The changing world of digital OOH: On the MiC

Ahead of her appearance at OMAC's upcoming Ignite event, Stacey Knight, director of digital at JCDecaux UK tells MiC about trends on the platform, and how it has moved beyond the future imagined in Minority Report.

On Nov. 14 OMAC is hosting Ignite, a half-day event in Toronto aimed at inspiring OOH ideas. One of the speakers coming in to talk about the platform is Stacey Knight, director of digital at Britain-based OOH company JCDecaux UK.

MiC caught up with Knight ahead of her talk to ask what to expect from her presentation and get her take on trends in the marketplace.

MiC: What can people expect from your talk on Nov. 14?

Knight: From my point of view digital has changed OOH. You are able to create more reactive campaigns than ever before.

Five or six years ago we used to talk about the things that happened in Minority Report as being the future of OOH, and that has changed a bit now.
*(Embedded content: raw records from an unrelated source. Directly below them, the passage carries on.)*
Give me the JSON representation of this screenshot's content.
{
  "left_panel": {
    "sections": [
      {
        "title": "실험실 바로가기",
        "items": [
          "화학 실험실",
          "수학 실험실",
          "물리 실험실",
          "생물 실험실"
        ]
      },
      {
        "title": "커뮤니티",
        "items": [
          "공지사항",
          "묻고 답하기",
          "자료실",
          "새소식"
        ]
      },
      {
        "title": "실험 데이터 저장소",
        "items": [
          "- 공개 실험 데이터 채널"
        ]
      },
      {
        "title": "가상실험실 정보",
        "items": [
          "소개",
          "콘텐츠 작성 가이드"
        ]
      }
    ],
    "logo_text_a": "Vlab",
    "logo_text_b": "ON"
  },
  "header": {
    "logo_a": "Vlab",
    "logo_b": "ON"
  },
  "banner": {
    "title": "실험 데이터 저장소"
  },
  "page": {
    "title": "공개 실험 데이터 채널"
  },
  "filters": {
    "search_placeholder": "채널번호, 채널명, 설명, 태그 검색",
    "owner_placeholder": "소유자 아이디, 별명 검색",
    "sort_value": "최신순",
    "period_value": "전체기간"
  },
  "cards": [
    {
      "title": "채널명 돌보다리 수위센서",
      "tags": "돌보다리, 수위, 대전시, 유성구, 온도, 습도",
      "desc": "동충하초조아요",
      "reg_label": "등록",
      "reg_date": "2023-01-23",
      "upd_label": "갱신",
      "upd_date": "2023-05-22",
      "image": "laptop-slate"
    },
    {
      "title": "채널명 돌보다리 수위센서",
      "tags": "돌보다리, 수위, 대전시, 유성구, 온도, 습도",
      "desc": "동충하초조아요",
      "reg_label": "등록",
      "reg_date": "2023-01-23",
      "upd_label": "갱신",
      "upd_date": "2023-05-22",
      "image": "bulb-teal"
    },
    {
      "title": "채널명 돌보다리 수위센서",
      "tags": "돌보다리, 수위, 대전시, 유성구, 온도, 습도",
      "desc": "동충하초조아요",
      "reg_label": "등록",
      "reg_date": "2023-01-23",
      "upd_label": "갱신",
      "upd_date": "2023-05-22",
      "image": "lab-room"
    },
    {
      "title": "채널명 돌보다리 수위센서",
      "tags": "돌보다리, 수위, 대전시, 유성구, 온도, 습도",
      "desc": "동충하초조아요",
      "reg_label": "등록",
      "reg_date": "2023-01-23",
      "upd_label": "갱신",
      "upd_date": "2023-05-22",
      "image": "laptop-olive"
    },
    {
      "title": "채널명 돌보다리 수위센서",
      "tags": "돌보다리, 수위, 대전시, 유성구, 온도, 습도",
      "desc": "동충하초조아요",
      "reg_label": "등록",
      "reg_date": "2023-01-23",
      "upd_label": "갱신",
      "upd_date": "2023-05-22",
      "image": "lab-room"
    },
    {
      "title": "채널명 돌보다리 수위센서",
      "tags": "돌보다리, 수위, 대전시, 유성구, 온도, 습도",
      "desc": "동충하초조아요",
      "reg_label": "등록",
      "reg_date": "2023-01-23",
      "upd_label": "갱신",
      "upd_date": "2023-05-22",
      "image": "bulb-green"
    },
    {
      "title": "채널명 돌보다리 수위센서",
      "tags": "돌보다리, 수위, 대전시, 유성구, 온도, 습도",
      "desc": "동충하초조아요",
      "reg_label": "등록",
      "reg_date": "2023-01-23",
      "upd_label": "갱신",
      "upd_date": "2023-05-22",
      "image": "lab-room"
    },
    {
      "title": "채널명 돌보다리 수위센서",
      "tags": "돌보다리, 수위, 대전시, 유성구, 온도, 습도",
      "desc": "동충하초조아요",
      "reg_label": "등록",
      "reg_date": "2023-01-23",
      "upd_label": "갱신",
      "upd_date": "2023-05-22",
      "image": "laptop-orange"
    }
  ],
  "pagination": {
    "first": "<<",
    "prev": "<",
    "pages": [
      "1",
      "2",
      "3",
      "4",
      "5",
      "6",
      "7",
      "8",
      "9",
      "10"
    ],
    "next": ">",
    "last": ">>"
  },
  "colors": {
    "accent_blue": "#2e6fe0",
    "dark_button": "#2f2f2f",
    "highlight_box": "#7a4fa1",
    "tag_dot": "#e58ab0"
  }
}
We are going to talk about what the real future of the platform looks like because that future is here now and it is only going to get bigger and better.

What I will talk about at the event is real creative innovation, what we have been doing over here, how clients have been embracing it and how we have been able to deliver through the back end. So hopefully what you will see is a real adventure of discovery. We look at great award-winning ground-breaking campaigns and what we have done with them, and touch on what the future is going to hold.

MiC: You mentioned Minority Report used to be the benchmark for futuristic OOH. How has that changed now?

Knight: What I mean is we have already been running personalization on DOOH through social media integration, we have gender recognition kits we use and through NFC we can personalize messages once consumers have done the first tap of their device.

The big thing in common with Minority Report still is that consumers must opt in before using DOOH, which shouldn’t be overlooked. We have learned through hyper-targeting online the backlash that can occur, so have adapted our technology and concepts to allow consumers to take control.

MiC: Where do you see OOH going in the next six months in your market?

Knight: Looking ahead mobile and tablet are indeed helping to drive campaigns beyond the marketing loop, changing mindsets with the advertising world from thinking brands need to buy a “spot within a loop” to the possibilities of doing things differently. After all, that’s what digital is all about. For example, for NCDV (National Centre for Domestic Violence) we created a web-based application that allowed users to log on and control the content on OOH digital screens via their smartphone in real time. The campaign showed a situation where a man was domestically abusing a woman and passersby were urged to intervene through texting when the sign said “Use your phone to stop this now, go to and drag him away.” Once users texted the situation on the screen stopped.

Stacey Knight will be presenting as part of OMAC’s Ignite event on Thursday Nov. 14, happening from 7:30 to noon at the Glenn Gould Studio in Toronto.